Original poem reprinted online here: "The Colonel" by Carolyn Forché
Originally read: April 13, 2013
More information about the Poet: Carolyn Forché
Another difficult one to analyze because there's so much analysis on this poem. A simple google search brings up meaning a definition to: the prose poem (the poem is in a messed up format here), the images, the impact of lines, the meaning behind the parrot, the meaning behind ears, the movement of the narrative, the domesticity of the beginning, the travesty at the end, the political, the personal, the obscene, and how they fulfill all expectations.
Furthermore, there are interviews with Carolyn Forché about this poem -- the truth behind the poem, the historical representation, and her experience actually being there.
So for me, I think to myself is there any thing to add?
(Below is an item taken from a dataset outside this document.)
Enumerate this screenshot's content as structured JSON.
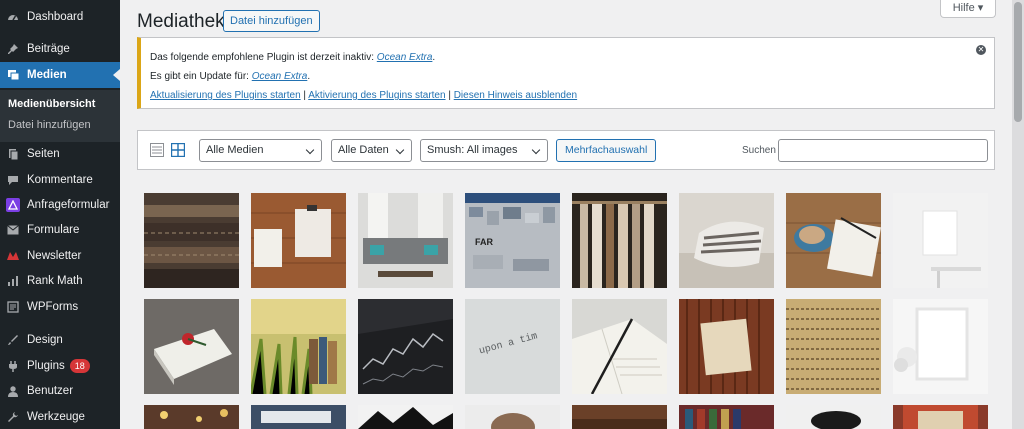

Well I did add a lot onto the page and I wrote notes like, "The images get more and more violent and visceral as the poem goes." Well, duh, after rereading the poem the speaker will interpret the images to be violent -- even "On the windows there were grating like those in liquor stores."
And how about this, "Description trying to get away from the poetic devices to buffer. However, the bluntness/realness of the image [bleed through]." Indeed, without poetic devices to worry about the focus of the poem is the content. And the content does stand the test of time (I read this poem too many years ago, and the latest article I read about the poem was August 2013).
So this will be short, but this is what I like to add -- turn back now readers who want to find further meaning, biographies, facts about this poem. It's all there. Right before you.
Yet you have to remember that this is a poem that can be read on it's own and should be. Not for a representation for historical significance, not a technique piece where you have to beat out each image for meaning, and certainly not a piece political proof for today.
Just read the poem, note some things interesting, take a drink, relax, write what you need to, then move on. Enjoy the moment between reading the poem for the first time, then looking up and finding all the answers you need. All of them.